(Adds remarks by shadow minister Jason Azzopardi during debate)
There is no immediate solution to new premises for the Valletta council since this was insisting on a central place that would be close to residents, Local Government Minister Owen Bonnici said this evening.
Replying to Parliamentary questions by Nationalist MPs David Agius and Claudio Grech, the minister said mayor Alexiei Dingli had laid down a number of conditions to new premises including that these should be in the centre of the city and close to residents.
So if asked whether he was interested in a place close to St Elmo, he would say no thank you but St Elmo was not close to residents, so the difficulty was more compound.
The mayor, Dr Bonnici said had set his eyes on the Main Guard in St George Square, but this was currently occupied in part by the Attorney General’s offices.
Mr Grech pointed out that the AG had already been occupying the Main Guard when the government had signed a lease contract with the local council. He said he personally felt that Fort St Elmo, which had been turned down by the mayor, was more practical because there were more residents in the lower parts of the city.
Dr Bonnici pointed out that AG had to eventually be moved for the Presidential palace to be returned to its formal glory. But it did not make sense for this to move to the Justice Ministry property in Strait Street, which was earmarked for cultural activities.
PREVIOUS GOVERNMENT PLANNED TO MOVE AG TO FORMER HSBC OFFICES
But speaking during the debate later, shadow minister Jason Azzopardi said the previous government had planned to move the AG’s office to the former HSBC chairman’s office in Republic Street and not to Strait Street.
He said that while councils in all major European cities occupied a central location, Malta’s was based in South Street.
The previous government had wanted to give the council dignified premises before Valletta assumed the mantle of European City of Culture.
So a process was embarked upon to identify a place which could accommodate the council.
The AG had insisted that his office should be in a central place close to courts and big enough to accommodate all lawyers.
When the government learnt that the HSBC office was being vacated, a series of negotiations for the government to acquire that building to accommodate the AG and all other entities currently in the Palace were embarked upon.
In the meantime, the government rented out the Main Guard to the Valletta council for €5,600 annual rent and the council paid for two years in advance. The council also financed the restoration of the frescoes on the upper floor of the Main Guard.
On February 3, 2014, the mayor wrote to the AG to remind him that in October 2012 the government had signed a rental agreement with the council but it could not yet take possession of the place as he and his office had not yet moved out.

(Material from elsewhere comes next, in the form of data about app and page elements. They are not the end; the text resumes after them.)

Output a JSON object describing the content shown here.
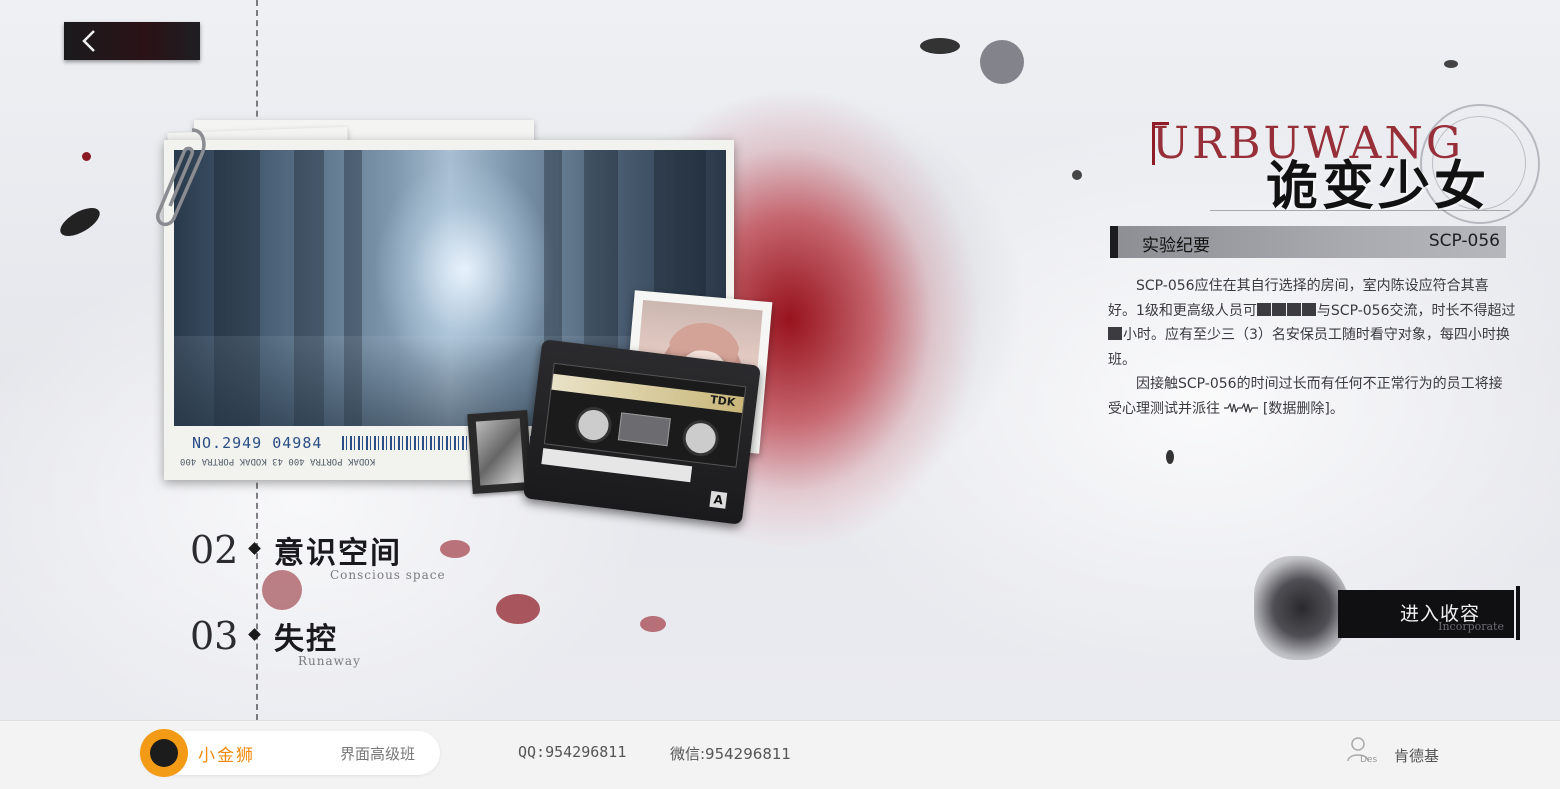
{
  "nav": {
    "back_icon": "chevron-left-icon"
  },
  "photo": {
    "code": "NO.2949 04984",
    "film_text": "KODAK PORTRA 400        43        KODAK PORTRA 400"
  },
  "cassette": {
    "brand": "TDK",
    "side": "A"
  },
  "chapters": [
    {
      "num": "02",
      "title": "意识空间",
      "subtitle": "Conscious space"
    },
    {
      "num": "03",
      "title": "失控",
      "subtitle": "Runaway"
    }
  ],
  "logo": {
    "en": "URBUWANG",
    "cn": "诡变少女"
  },
  "record": {
    "title": "实验纪要",
    "code": "SCP-056",
    "p1_a": "SCP-056应住在其自行选择的房间，室内陈设应符合其喜好。1级和更高级人员可",
    "p1_b": "与SCP-056交流，时长不得超过",
    "p1_c": "小时。应有至少三（3）名安保员工随时看守对象，每四小时换班。",
    "p2_a": "因接触SCP-056的时间过长而有任何不正常行为的员工将接受心理测试并派往",
    "p2_b": "[数据删除]。"
  },
  "enter": {
    "label": "进入收容",
    "sub": "Incorporate"
  },
  "footer": {
    "brand": "小金狮",
    "course": "界面高级班",
    "qq": "QQ:954296811",
    "wechat": "微信:954296811",
    "user_des": "Des",
    "user_name": "肯德基"
  },
  "colors": {
    "accent_red": "#8e1b26",
    "brand_orange": "#f08a0c"
  }
}
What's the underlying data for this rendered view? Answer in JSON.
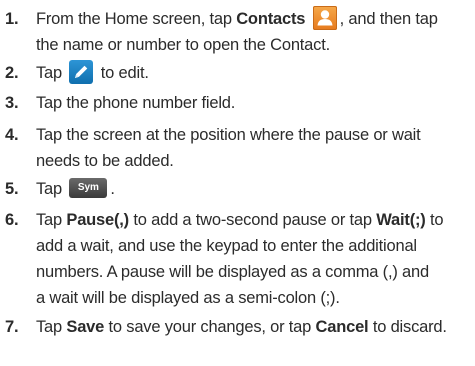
{
  "steps": [
    {
      "number": "1.",
      "before_contacts": "From the Home screen, tap ",
      "contacts_label": "Contacts",
      "after_icon": ", and then tap",
      "line2": "the name or number to open the Contact."
    },
    {
      "number": "2.",
      "before_icon": "Tap ",
      "after_icon": " to edit."
    },
    {
      "number": "3.",
      "text": "Tap the phone number field."
    },
    {
      "number": "4.",
      "line1": "Tap the screen at the position where the pause or wait",
      "line2": "needs to be added."
    },
    {
      "number": "5.",
      "before_icon": "Tap ",
      "sym_label": "Sym",
      "after_icon": "."
    },
    {
      "number": "6.",
      "t1": "Tap ",
      "pause_label": "Pause(,)",
      "t2": " to add a two-second pause or tap ",
      "wait_label": "Wait(;)",
      "t3": " to",
      "line2": "add a wait, and use the keypad to enter the additional",
      "line3": "numbers. A pause will be displayed as a comma (,) and",
      "line4": "a wait will be displayed as a semi-colon (;)."
    },
    {
      "number": "7.",
      "t1": "Tap ",
      "save_label": "Save",
      "t2": " to save your changes, or tap ",
      "cancel_label": "Cancel",
      "t3": " to discard."
    }
  ],
  "icons": {
    "contacts": "contacts-person-icon",
    "edit": "pencil-edit-icon"
  }
}
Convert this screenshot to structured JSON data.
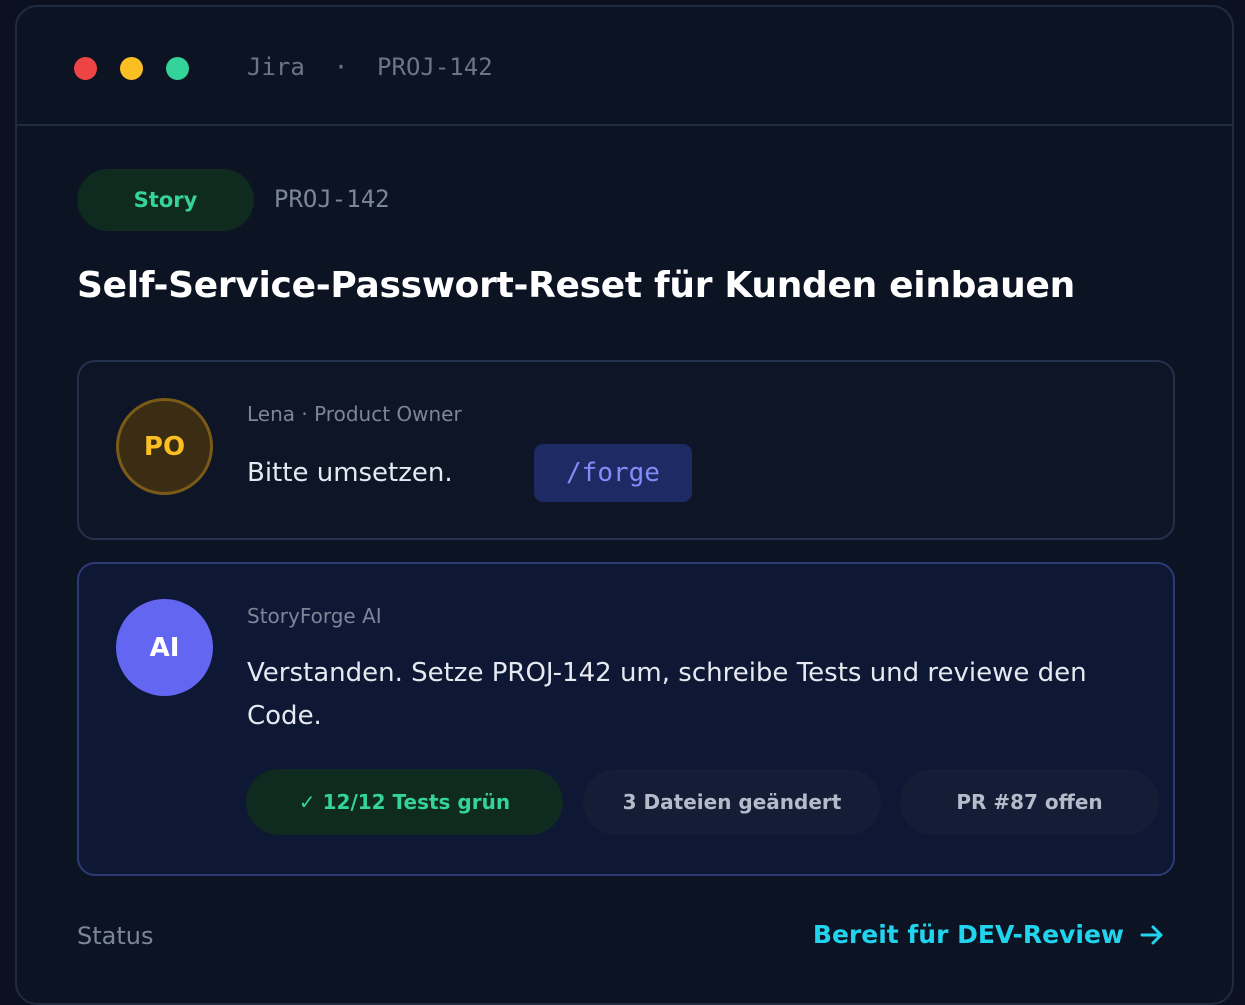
{
  "window": {
    "title": "Jira  ·  PROJ-142"
  },
  "issue": {
    "type": "Story",
    "key": "PROJ-142",
    "title": "Self-Service-Passwort-Reset für Kunden einbauen"
  },
  "comments": [
    {
      "avatar": "PO",
      "author": "Lena · Product Owner",
      "text": "Bitte umsetzen.",
      "command": "/forge"
    },
    {
      "avatar": "AI",
      "author": "StoryForge AI",
      "text": "Verstanden. Setze PROJ-142 um, schreibe Tests und reviewe den Code.",
      "pills": [
        "✓ 12/12 Tests grün",
        "3 Dateien geändert",
        "PR #87 offen"
      ]
    }
  ],
  "status": {
    "label": "Status",
    "value": "Bereit für DEV-Review",
    "icon": "arrow-right-icon"
  },
  "colors": {
    "background": "#0c1424",
    "accent_green": "#34d399",
    "accent_indigo": "#6366f1",
    "accent_amber": "#fbbf24",
    "accent_cyan": "#22d3ee",
    "dot_red": "#ef4444",
    "dot_yellow": "#fbbf24",
    "dot_green": "#34d399"
  }
}
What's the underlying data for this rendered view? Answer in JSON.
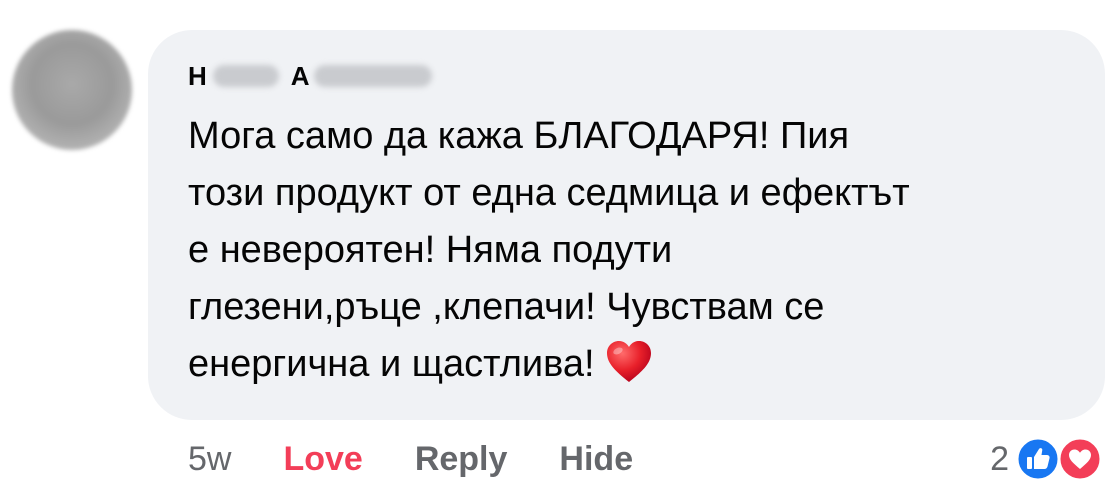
{
  "comment": {
    "author_first_initial": "H",
    "author_last_initial": "A",
    "text_lines": [
      "Мога само да кажа БЛАГОДАРЯ! Пия",
      "този продукт от една седмица и ефектът",
      "е невероятен! Няма подути",
      "глезени,ръце ,клепачи! Чувствам се",
      "енергична и щастлива!"
    ],
    "emoji": "red-heart-emoji"
  },
  "actions": {
    "time": "5w",
    "love_label": "Love",
    "reply_label": "Reply",
    "hide_label": "Hide"
  },
  "reactions": {
    "count": "2",
    "types": [
      "like-icon",
      "love-icon"
    ],
    "like_color": "#1877f2",
    "love_color": "#f33e58"
  },
  "colors": {
    "bubble": "#f0f2f5",
    "secondary_text": "#65676b",
    "love_active": "#f33e58"
  }
}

In April last year, the government terminated the rental agreement with the Valletta council. This was even confirmed in a Parliamentary question answered by the Prime Minister in June last year.
Dr Azzopardi said that the relocation was not made because the government needed the HSBC offices to house a ministry. Had this not been the case, the AG and all other offices at the Palaces would have moved there and the Valletta council would have moved to the Main Guard.
That would have been the right solution for all those entities, he said.